Did you know that there’s tons of grants available for home improvements? Neither did I… that is, not until recently.
You see, I’ve been meaning to give this website – Cheap Home Improvement- an overhaul. Most of our readers are here because they want to turn their house into a home. And they don’t want to go broke in the process.
I’d like to believe we’ve done a good job of helping them do that. We’ve made it our job to show you how to “hack” home improvement. But the thing is, most of our posts are about actual construction. Almost none of them are about funding that construction.
So, I reckon, it’s time for that to change.
As of late, I’ve been spending countless hours pouring over any resource I can find regarding home improvement grants. Here’s just a couple I’ve learned about as of recently:
HUD Rehabilitation and Repair Home Loan
More commonly known as the 203k program, this is the most popular home improvement program around. In case you’re unfamiliar, here’s a quick rundown…
The 203k is a type of loan, offered by banks but backed by the U.S. government. You can use it to fix up any condominium or 1-4 family owner occupied residence.
What makes it different than most loans is that you can use it to fund both the purchase of the home AND the rehabilitation of that loan. Most traditional loans don’t allow you to do this… forcing you to buy the home first and then get another (more expensive) repair loan after the fact.
And 203K loans are cheap. They’re especially tailored towards low income homeowners. That means better interest rates and lower closing costs than you’re likely to find under any other program.
How do you get a 203K loan. Check with your friendly neighborhood banker for details.
Rural Repair and Rehabilitation Loan and Grant
This is one of few improvement loan programs that are funded directly by the government (as opposed to just being guaranteed), through the United States Department of Agriculture. However the qualifications are tricky…
For one you have to be a very low income homeowner. That means your income can’t exceed 50% of the average median income in your area.
Secondly, you have to be 62 or older. If you’re a young buck, you can forget about qualifying for this program.
But if you do qualify, the program will cover all expenses related to removing health hazards from the property and/or making it accessible by those with disabilities.
How do you apply? Contact the local rural development office in your area. You can yours here: USDA Service Center Locator.
Are there other programs?
Yes. Many, many of them. So many, in fact, that they won’t all fit into this introductory article.

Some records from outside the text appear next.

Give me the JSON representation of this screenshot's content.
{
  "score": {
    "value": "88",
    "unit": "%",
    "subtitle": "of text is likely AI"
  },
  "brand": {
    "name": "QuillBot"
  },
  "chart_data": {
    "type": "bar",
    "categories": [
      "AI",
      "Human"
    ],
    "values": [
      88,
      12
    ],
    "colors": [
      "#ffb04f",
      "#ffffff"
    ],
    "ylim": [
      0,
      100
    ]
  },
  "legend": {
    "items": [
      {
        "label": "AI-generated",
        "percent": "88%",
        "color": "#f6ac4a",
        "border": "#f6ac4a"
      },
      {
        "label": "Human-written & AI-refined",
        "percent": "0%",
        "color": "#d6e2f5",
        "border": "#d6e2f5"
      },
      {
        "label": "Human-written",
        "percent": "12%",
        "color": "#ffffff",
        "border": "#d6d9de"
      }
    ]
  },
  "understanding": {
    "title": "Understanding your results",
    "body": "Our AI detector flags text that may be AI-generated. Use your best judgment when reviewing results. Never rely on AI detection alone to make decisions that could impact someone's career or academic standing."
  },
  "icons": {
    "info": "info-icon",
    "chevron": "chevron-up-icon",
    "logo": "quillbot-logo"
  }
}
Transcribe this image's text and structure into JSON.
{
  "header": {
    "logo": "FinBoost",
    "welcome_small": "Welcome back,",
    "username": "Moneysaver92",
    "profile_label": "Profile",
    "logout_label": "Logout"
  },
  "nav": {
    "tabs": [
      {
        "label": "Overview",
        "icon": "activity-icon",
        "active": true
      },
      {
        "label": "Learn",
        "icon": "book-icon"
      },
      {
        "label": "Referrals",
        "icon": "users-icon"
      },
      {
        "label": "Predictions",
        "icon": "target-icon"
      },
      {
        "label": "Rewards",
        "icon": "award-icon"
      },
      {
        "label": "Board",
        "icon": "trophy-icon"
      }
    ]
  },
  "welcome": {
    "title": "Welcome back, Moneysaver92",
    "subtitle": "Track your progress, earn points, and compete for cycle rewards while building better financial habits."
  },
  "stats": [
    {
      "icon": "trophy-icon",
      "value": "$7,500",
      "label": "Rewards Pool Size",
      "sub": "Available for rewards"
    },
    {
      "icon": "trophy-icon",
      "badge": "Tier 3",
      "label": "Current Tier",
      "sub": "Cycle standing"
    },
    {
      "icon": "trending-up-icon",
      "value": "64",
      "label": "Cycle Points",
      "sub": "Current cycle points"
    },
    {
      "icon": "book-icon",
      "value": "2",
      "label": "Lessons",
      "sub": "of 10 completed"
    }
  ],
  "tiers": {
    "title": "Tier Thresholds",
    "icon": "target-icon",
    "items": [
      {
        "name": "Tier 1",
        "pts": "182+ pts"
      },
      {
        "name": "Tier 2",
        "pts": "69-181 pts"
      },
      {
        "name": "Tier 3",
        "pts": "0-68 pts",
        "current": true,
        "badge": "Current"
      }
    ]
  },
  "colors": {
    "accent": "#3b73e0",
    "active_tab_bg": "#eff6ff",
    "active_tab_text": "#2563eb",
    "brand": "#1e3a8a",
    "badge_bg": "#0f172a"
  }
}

In the coming months, I plan on discussing other grants available for home improvements. To read the latest articles, click the “financing your improvements” link to the left.